The brand new BMO Harris Bank Pavilion on Summerfest’s southeast tip was a great idea on paper; everyone has experienced the frustration of trying to hear and see a band at the Miller Oasis that’s way too big to be playing the Miller Oasis. The BMO is a cool-looking structure, too; the theatric curtains that serve as backdrop to the stage are a little out of place, but otherwise this metal shed has definite visual atmosphere. It’s a pity that it wasn’t designed with, say, acoustics in mind. If the Avett Brothers show is any indicator, you might as well plan on paying the big bucks for reserved seating as close as possible to the stage if you want to hear what’s being played with any sort of clarity. The band was having a blast and probably putting on a good show, but from anywhere in the general-admission area it was a muddled, distorted mess. Sigh. This does not bode well for My Morning Jacket and Counting Crows…
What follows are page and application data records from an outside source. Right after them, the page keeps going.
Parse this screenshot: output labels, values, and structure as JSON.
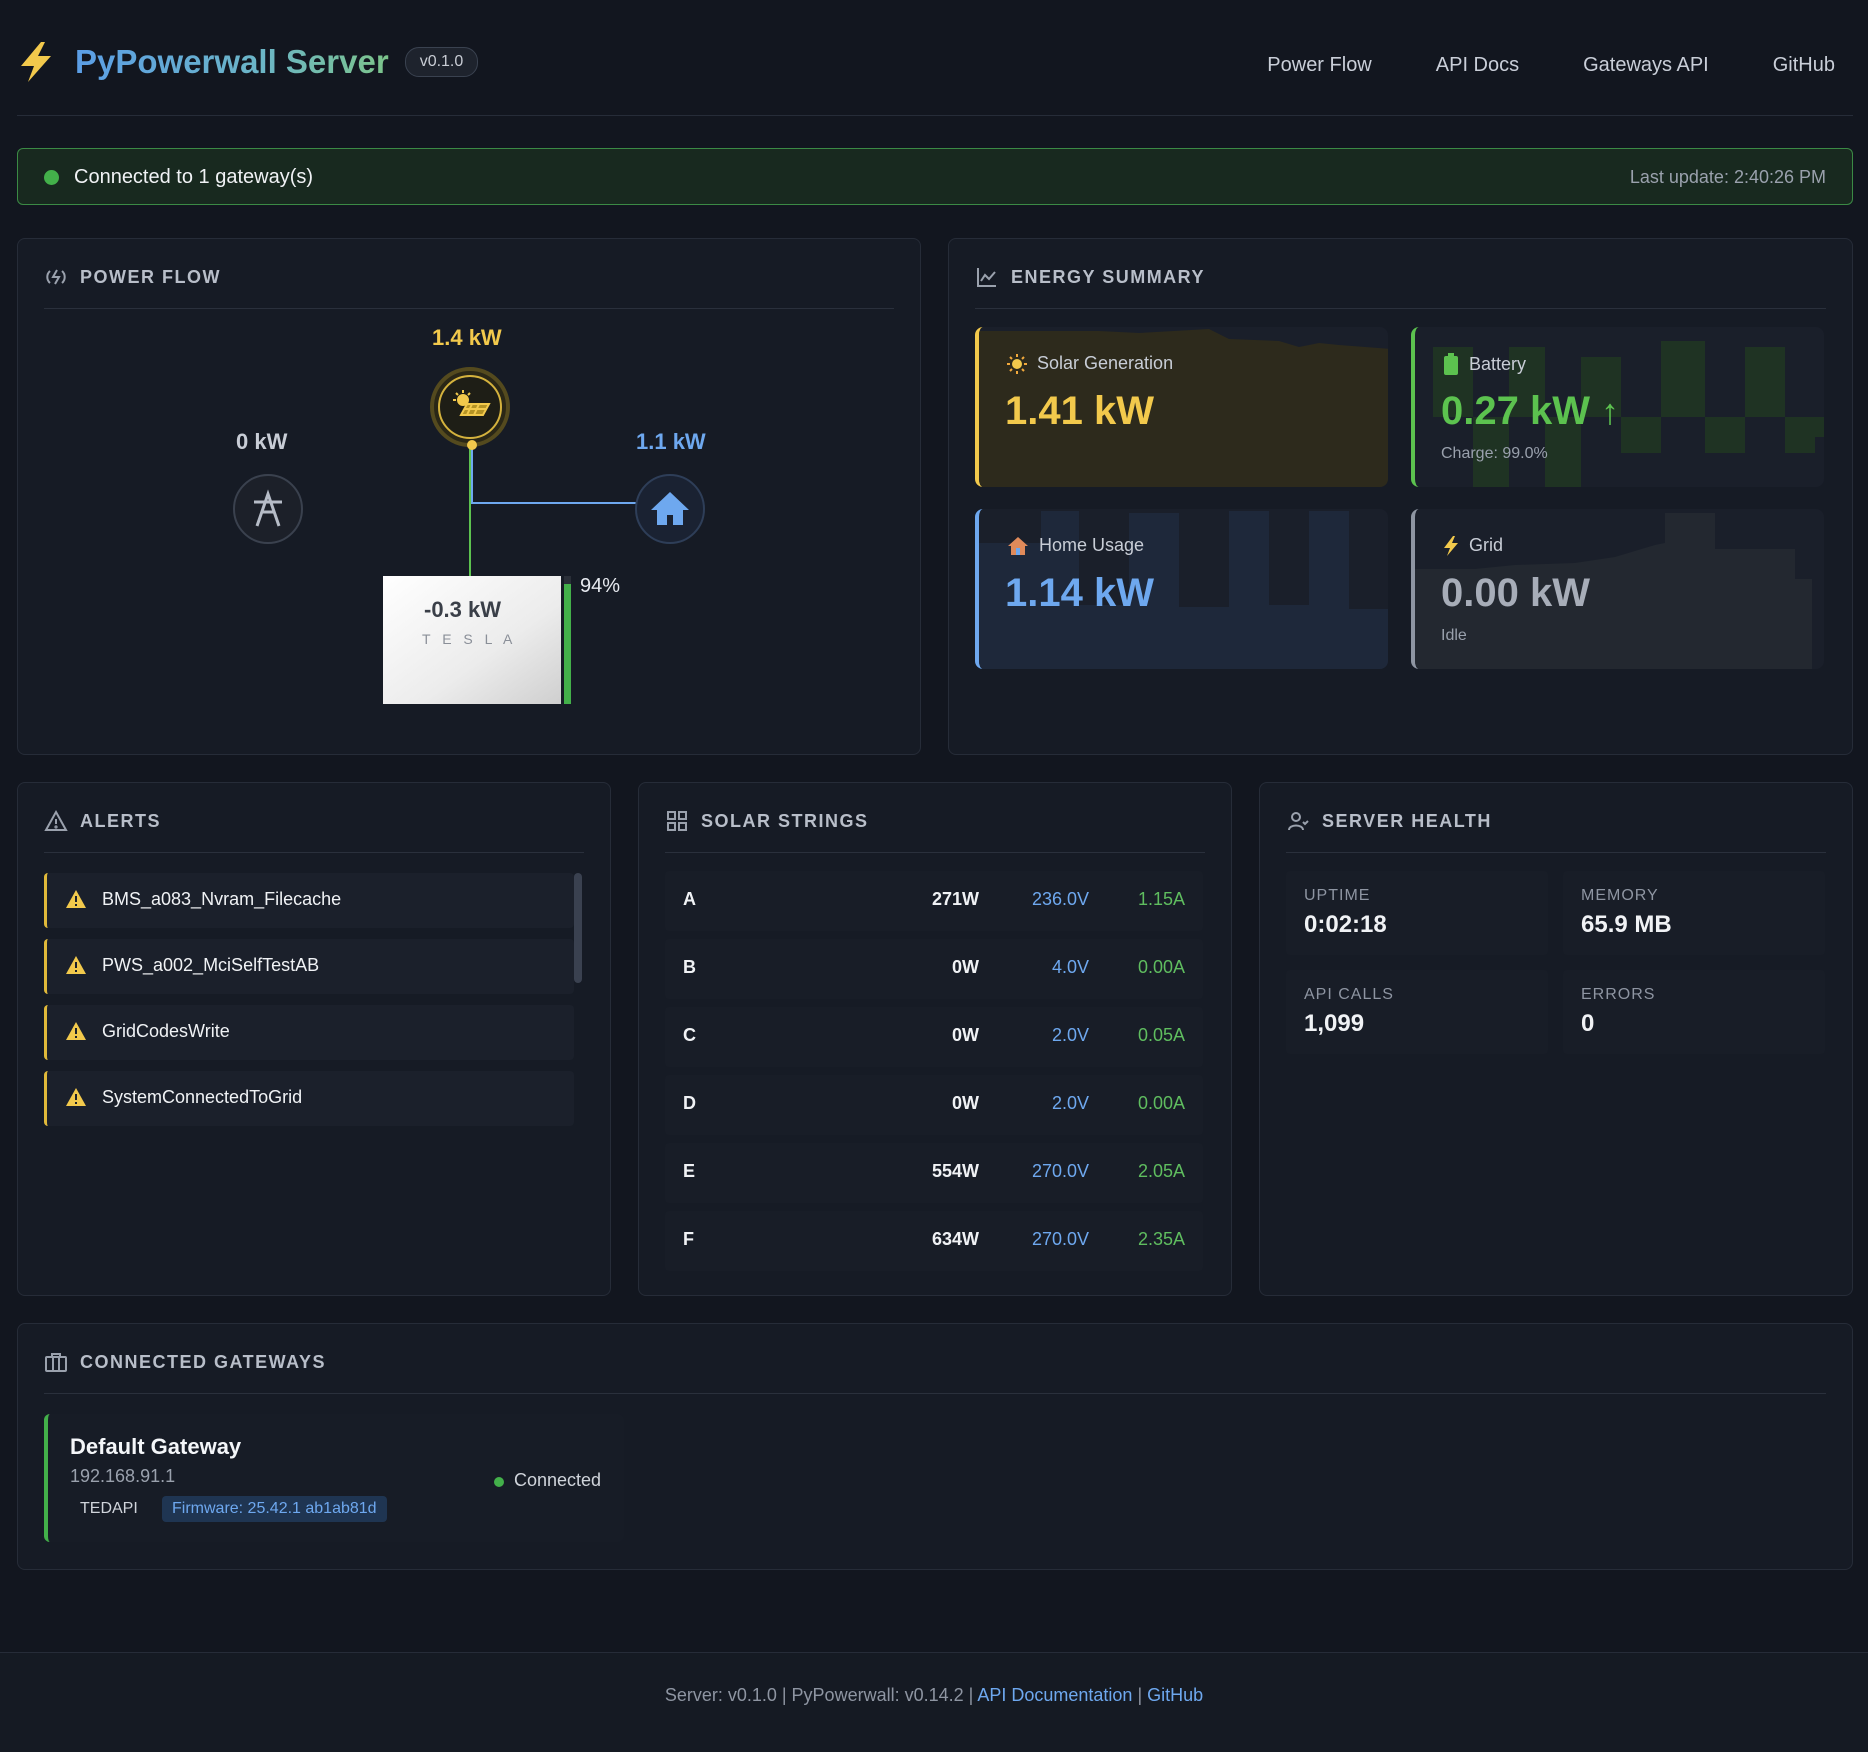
{
  "header": {
    "title": "PyPowerwall Server",
    "version": "v0.1.0",
    "nav": [
      "Power Flow",
      "API Docs",
      "Gateways API",
      "GitHub"
    ]
  },
  "status": {
    "text": "Connected to 1 gateway(s)",
    "last_update": "Last update: 2:40:26 PM",
    "color": "#43b04a"
  },
  "power_flow": {
    "title": "POWER FLOW",
    "solar": "1.4 kW",
    "grid": "0 kW",
    "home": "1.1 kW",
    "battery": "-0.3 kW",
    "battery_brand": "T E S L A",
    "battery_percent": "94%",
    "battery_level": 0.94
  },
  "energy_summary": {
    "title": "ENERGY SUMMARY",
    "solar": {
      "label": "Solar Generation",
      "value": "1.41 kW",
      "color": "#f2c94c"
    },
    "battery": {
      "label": "Battery",
      "value": "0.27 kW",
      "arrow": "↑",
      "sub": "Charge: 99.0%",
      "color": "#5cc24f"
    },
    "home": {
      "label": "Home Usage",
      "value": "1.14 kW",
      "color": "#6ea8ef"
    },
    "grid": {
      "label": "Grid",
      "value": "0.00 kW",
      "sub": "Idle",
      "color": "#a7adb8"
    }
  },
  "alerts": {
    "title": "ALERTS",
    "items": [
      "BMS_a083_Nvram_Filecache",
      "PWS_a002_MciSelfTestAB",
      "GridCodesWrite",
      "SystemConnectedToGrid"
    ]
  },
  "solar_strings": {
    "title": "SOLAR STRINGS",
    "rows": [
      {
        "name": "A",
        "power": "271W",
        "voltage": "236.0V",
        "current": "1.15A"
      },
      {
        "name": "B",
        "power": "0W",
        "voltage": "4.0V",
        "current": "0.00A"
      },
      {
        "name": "C",
        "power": "0W",
        "voltage": "2.0V",
        "current": "0.05A"
      },
      {
        "name": "D",
        "power": "0W",
        "voltage": "2.0V",
        "current": "0.00A"
      },
      {
        "name": "E",
        "power": "554W",
        "voltage": "270.0V",
        "current": "2.05A"
      },
      {
        "name": "F",
        "power": "634W",
        "voltage": "270.0V",
        "current": "2.35A"
      }
    ]
  },
  "server_health": {
    "title": "SERVER HEALTH",
    "uptime_label": "UPTIME",
    "uptime": "0:02:18",
    "memory_label": "MEMORY",
    "memory": "65.9 MB",
    "api_calls_label": "API CALLS",
    "api_calls": "1,099",
    "errors_label": "ERRORS",
    "errors": "0"
  },
  "gateways": {
    "title": "CONNECTED GATEWAYS",
    "items": [
      {
        "name": "Default Gateway",
        "ip": "192.168.91.1",
        "type": "TEDAPI",
        "firmware": "Firmware: 25.42.1 ab1ab81d",
        "status": "Connected"
      }
    ]
  },
  "footer": {
    "text": "Server: v0.1.0 | PyPowerwall: v0.14.2 |",
    "api_link": "API Documentation",
    "sep": "|",
    "github_link": "GitHub"
  }
}
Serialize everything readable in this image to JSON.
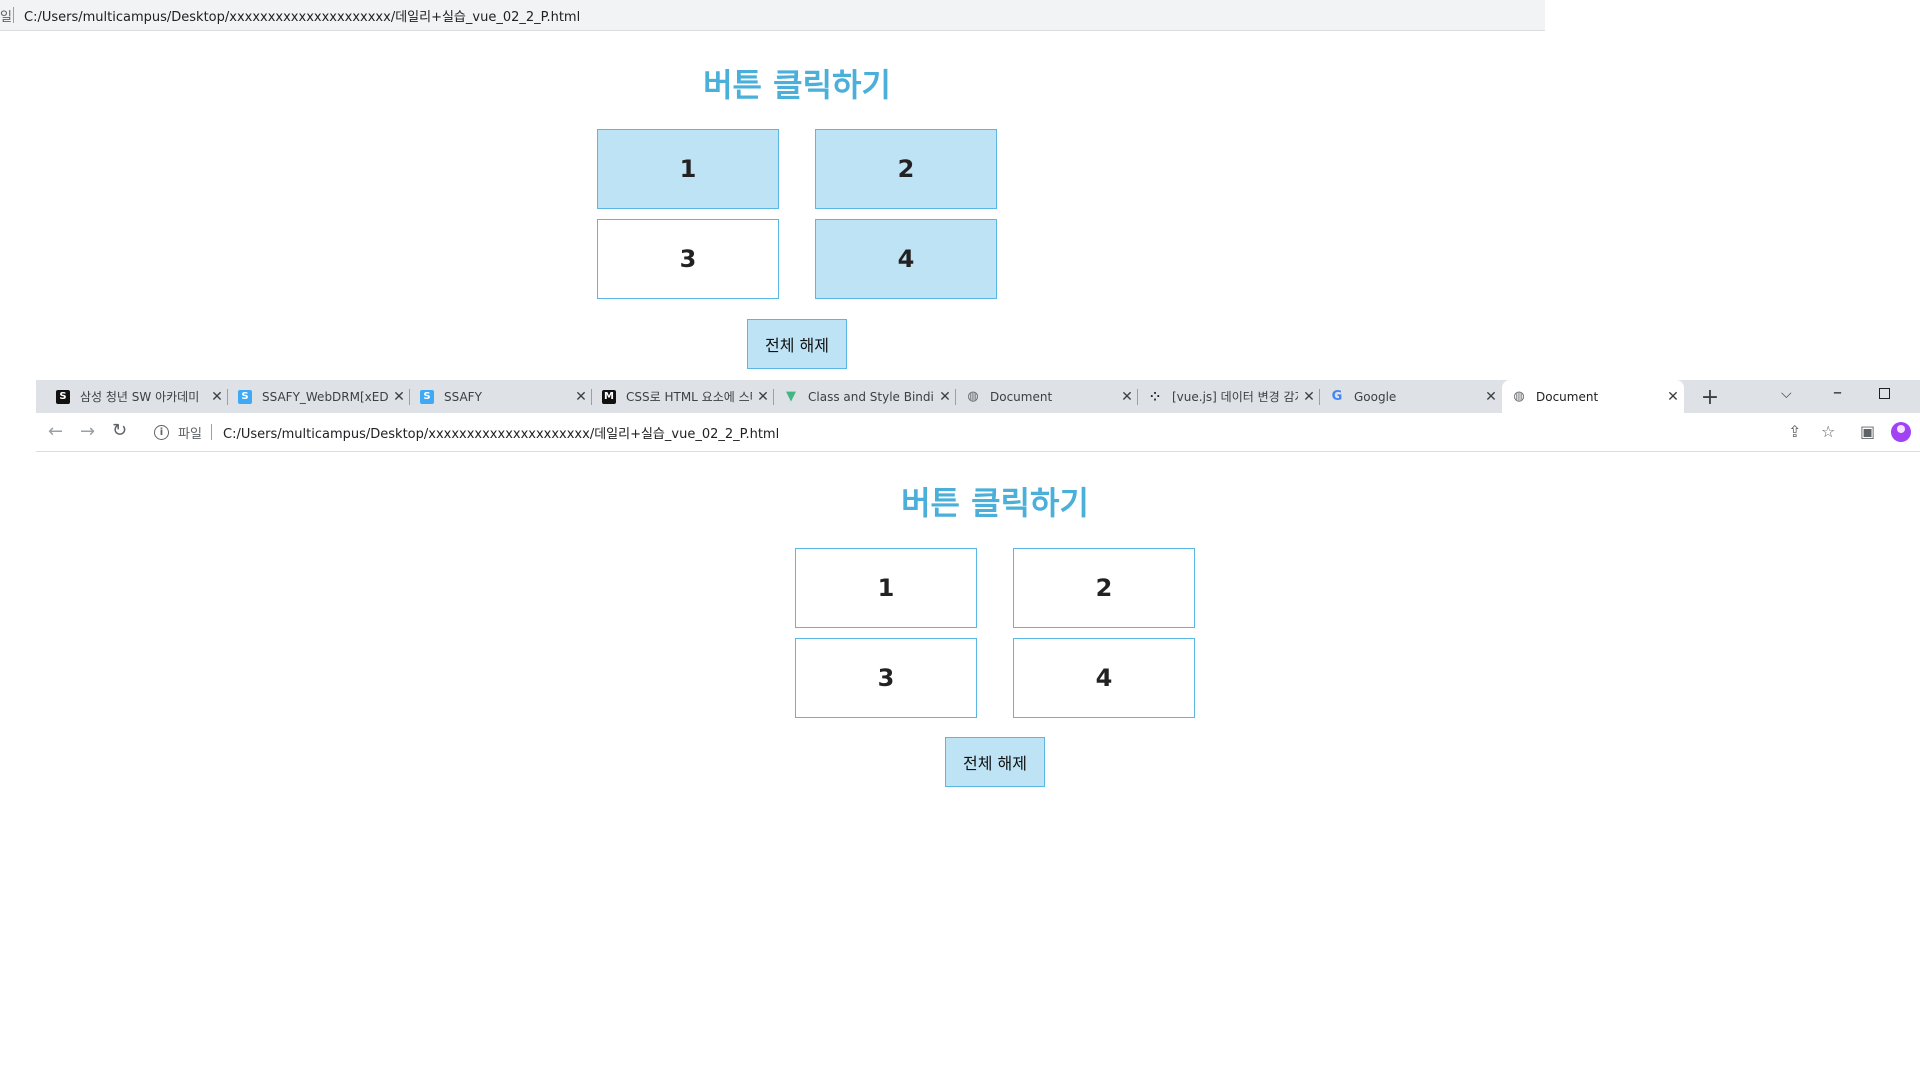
{
  "top_capture": {
    "url_fragment": "일",
    "url": "C:/Users/multicampus/Desktop/xxxxxxxxxxxxxxxxxxxxx/데일리+실습_vue_02_2_P.html",
    "title": "버튼 클릭하기",
    "buttons": [
      {
        "label": "1",
        "active": true
      },
      {
        "label": "2",
        "active": true
      },
      {
        "label": "3",
        "active": false
      },
      {
        "label": "4",
        "active": true
      }
    ],
    "reset_label": "전체 해제"
  },
  "browser": {
    "tabs": [
      {
        "title": "삼성 청년 SW 아카데미",
        "favicon": "s-logo-icon",
        "active": false
      },
      {
        "title": "SSAFY_WebDRM[xED]",
        "favicon": "ssafy-icon",
        "active": false
      },
      {
        "title": "SSAFY",
        "favicon": "ssafy-icon",
        "active": false
      },
      {
        "title": "CSS로 HTML 요소에 스타일",
        "favicon": "mdn-icon",
        "active": false
      },
      {
        "title": "Class and Style Bindings",
        "favicon": "vue-icon",
        "active": false
      },
      {
        "title": "Document",
        "favicon": "globe-icon",
        "active": false
      },
      {
        "title": "[vue.js] 데이터 변경 감지",
        "favicon": "dots-icon",
        "active": false
      },
      {
        "title": "Google",
        "favicon": "google-icon",
        "active": false
      },
      {
        "title": "Document",
        "favicon": "globe-icon",
        "active": true
      }
    ],
    "close_glyph": "✕",
    "new_tab_glyph": "+",
    "file_label": "파일",
    "url": "C:/Users/multicampus/Desktop/xxxxxxxxxxxxxxxxxxxxx/데일리+실습_vue_02_2_P.html"
  },
  "page": {
    "title": "버튼 클릭하기",
    "buttons": [
      {
        "label": "1",
        "active": false
      },
      {
        "label": "2",
        "active": false
      },
      {
        "label": "3",
        "active": false
      },
      {
        "label": "4",
        "active": false
      }
    ],
    "reset_label": "전체 해제"
  },
  "colors": {
    "title": "#4ab0da",
    "active_button_bg": "#bde3f4",
    "button_border": "#5ab7e3",
    "reset_bg": "#bde3f4"
  }
}
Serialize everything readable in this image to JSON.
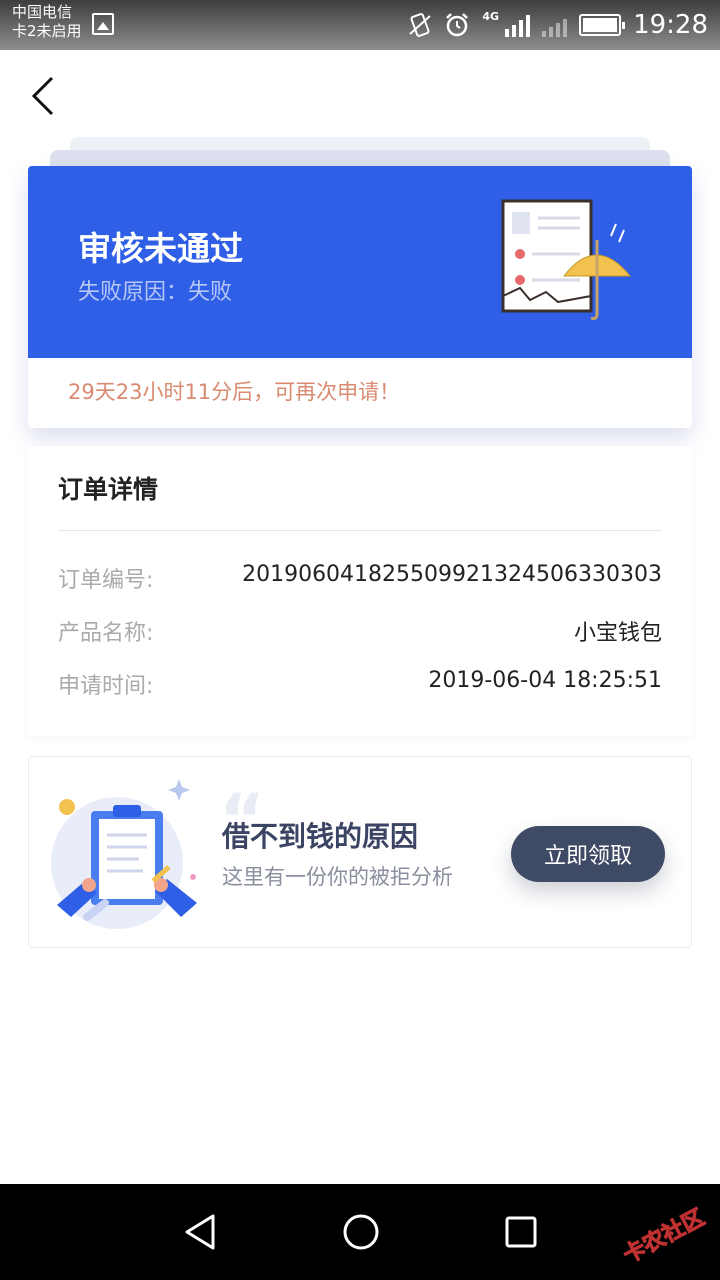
{
  "status_bar": {
    "carrier_line1": "中国电信",
    "carrier_line2": "卡2未启用",
    "network": "4G",
    "time": "19:28"
  },
  "status_card": {
    "title": "审核未通过",
    "reason": "失败原因：失败",
    "retry_notice": "29天23小时11分后，可再次申请！",
    "colors": {
      "banner": "#2f5fe6",
      "notice": "#d98a70"
    }
  },
  "order_details": {
    "title": "订单详情",
    "rows": [
      {
        "label": "订单编号:",
        "value": "201906041825509921324506330303"
      },
      {
        "label": "产品名称:",
        "value": "小宝钱包"
      },
      {
        "label": "申请时间:",
        "value": "2019-06-04 18:25:51"
      }
    ]
  },
  "promo": {
    "quote_mark": "“",
    "title": "借不到钱的原因",
    "subtitle": "这里有一份你的被拒分析",
    "button_label": "立即领取",
    "colors": {
      "button": "#3f4a64"
    }
  },
  "watermark": {
    "text": "卡农社区"
  }
}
En route to catch the end of Death Cab For Cutie’s set I heard a bit of Hunter Hayes. Or rather, I heard the anguished screams of girls from the general direction of the Briggs & Stratton stage. Presumably, nobody actually got hurt, and these girls were just in the throes of idol-worship. But holy crap, it sounded like Beatlemania over there.The more time goes on, the more it seems like Death Cab has to have run its course by now. It’s hard to believe that Ben Gibbard is still into this band. But judging by the last 45 minutes or so of Thursday’s performance, he’s very much into it, and so are the fans. The band isn’t afraid to stretch out, turning “We Looked Like Giants” into a marathon moody dance-a-thon, and while ending the main set with “Soul Meets Body” was a bit anticlimactic, the four-song encore more than made up for it. Plus, you could hear the music clearly. Lesson learned: skip the BMO if possible.